── Dataset extract ──
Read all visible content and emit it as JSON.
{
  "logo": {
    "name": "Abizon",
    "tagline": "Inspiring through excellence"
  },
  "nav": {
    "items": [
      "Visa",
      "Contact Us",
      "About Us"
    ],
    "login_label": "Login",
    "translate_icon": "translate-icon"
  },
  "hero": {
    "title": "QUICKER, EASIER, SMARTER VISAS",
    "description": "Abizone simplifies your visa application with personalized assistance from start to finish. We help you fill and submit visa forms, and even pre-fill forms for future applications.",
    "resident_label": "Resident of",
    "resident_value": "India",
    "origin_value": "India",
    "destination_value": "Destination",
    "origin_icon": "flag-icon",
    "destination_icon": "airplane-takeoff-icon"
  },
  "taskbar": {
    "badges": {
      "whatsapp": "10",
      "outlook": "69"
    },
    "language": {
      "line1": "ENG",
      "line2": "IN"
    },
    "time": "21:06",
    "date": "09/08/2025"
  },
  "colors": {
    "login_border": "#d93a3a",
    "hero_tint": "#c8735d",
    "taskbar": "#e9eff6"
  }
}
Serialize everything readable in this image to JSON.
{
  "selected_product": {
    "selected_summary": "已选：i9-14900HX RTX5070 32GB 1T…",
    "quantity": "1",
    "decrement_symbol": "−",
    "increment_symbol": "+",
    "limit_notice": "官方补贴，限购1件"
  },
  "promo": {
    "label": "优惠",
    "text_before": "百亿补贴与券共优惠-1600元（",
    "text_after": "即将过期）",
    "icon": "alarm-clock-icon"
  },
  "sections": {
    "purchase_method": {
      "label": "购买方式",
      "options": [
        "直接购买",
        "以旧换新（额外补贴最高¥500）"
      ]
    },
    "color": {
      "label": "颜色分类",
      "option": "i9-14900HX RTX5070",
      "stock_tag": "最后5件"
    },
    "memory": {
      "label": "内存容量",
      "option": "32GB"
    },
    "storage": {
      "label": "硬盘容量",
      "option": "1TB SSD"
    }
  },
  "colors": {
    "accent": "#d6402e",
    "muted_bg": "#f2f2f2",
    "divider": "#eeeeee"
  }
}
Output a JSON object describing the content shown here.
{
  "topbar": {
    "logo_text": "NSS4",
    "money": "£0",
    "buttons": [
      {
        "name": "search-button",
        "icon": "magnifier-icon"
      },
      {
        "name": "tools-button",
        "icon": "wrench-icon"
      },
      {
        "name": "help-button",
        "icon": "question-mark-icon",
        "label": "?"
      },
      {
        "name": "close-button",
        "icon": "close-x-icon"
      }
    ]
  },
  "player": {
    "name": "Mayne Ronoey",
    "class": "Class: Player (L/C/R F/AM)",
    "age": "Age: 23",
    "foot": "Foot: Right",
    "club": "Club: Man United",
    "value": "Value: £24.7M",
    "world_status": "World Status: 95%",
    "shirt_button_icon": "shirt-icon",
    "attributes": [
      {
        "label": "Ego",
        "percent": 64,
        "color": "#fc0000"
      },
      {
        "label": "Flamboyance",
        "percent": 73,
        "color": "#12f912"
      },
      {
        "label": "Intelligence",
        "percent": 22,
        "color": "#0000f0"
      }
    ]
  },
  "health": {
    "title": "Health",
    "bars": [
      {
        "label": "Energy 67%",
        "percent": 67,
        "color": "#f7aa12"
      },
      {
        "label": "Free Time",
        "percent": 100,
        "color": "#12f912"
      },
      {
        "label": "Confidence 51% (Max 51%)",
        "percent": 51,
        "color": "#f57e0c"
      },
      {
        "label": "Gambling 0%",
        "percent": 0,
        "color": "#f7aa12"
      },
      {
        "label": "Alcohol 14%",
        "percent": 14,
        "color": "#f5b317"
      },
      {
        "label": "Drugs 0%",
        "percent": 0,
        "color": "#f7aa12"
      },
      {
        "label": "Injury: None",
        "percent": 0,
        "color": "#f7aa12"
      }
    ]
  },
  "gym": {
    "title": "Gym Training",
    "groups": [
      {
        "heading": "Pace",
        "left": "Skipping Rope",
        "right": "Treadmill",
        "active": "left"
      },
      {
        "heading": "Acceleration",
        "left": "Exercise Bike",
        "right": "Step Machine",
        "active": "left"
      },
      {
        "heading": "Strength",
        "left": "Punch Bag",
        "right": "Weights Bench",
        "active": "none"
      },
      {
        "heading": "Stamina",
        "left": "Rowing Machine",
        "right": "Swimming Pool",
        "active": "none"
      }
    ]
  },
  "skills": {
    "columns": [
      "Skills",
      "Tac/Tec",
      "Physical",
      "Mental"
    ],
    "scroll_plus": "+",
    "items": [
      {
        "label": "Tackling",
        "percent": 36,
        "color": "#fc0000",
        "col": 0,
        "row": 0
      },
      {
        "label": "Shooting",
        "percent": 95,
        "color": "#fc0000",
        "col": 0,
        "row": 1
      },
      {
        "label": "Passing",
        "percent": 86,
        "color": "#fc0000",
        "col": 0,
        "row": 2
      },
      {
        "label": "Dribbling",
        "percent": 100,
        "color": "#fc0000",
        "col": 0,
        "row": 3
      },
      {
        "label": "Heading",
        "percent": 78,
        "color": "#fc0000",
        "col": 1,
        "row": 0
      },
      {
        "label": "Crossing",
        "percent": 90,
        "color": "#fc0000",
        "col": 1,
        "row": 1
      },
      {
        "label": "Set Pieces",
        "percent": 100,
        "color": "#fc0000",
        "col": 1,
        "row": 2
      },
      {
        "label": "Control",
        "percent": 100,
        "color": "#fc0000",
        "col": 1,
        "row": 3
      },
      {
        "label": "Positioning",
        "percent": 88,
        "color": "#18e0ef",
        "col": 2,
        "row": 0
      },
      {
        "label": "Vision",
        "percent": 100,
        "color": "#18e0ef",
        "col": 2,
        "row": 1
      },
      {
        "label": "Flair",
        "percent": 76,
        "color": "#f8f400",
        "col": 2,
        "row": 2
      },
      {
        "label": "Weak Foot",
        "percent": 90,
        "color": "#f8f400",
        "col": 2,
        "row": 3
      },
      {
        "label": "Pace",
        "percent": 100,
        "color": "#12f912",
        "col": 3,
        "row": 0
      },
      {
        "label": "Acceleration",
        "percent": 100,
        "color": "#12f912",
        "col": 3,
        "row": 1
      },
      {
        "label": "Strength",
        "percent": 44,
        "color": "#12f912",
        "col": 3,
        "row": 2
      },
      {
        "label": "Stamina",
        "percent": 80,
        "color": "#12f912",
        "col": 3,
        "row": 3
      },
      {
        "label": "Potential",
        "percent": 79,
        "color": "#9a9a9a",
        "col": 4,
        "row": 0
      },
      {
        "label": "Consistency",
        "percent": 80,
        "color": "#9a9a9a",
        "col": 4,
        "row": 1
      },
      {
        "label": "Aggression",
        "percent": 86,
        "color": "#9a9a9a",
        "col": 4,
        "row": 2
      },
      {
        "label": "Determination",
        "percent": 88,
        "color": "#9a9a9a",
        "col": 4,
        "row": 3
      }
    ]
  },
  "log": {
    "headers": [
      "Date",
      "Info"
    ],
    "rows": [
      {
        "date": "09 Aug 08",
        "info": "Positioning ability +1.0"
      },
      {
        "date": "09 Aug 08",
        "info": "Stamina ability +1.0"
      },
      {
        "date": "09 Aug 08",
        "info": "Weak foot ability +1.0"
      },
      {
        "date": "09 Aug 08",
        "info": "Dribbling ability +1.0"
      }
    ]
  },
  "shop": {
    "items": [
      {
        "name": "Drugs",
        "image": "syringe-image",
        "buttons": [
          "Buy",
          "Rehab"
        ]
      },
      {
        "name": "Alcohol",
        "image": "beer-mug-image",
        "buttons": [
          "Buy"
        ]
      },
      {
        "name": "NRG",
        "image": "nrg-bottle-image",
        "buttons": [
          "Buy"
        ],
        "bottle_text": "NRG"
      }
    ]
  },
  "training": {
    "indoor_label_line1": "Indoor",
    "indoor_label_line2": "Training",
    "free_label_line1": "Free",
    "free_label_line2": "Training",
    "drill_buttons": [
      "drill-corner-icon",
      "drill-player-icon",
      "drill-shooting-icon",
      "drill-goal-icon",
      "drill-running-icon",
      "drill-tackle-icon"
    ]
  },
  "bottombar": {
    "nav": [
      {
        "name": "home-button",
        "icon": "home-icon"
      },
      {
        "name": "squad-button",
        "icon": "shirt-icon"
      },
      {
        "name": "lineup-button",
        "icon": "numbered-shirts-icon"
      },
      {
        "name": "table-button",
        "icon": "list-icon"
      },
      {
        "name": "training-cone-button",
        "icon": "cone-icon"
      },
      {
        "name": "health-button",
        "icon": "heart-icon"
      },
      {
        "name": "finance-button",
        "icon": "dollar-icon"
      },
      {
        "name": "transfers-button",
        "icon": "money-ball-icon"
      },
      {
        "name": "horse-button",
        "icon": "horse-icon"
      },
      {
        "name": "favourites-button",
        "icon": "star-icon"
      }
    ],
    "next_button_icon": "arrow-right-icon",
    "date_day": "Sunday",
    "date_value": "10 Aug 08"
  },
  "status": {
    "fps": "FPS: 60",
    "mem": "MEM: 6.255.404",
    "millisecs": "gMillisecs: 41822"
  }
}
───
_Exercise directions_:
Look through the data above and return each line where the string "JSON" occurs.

_Task solution_:
Read all visible content and emit it as JSON.
Serialize everything readable in this image to JSON.
Output a JSON object describing the content shown here.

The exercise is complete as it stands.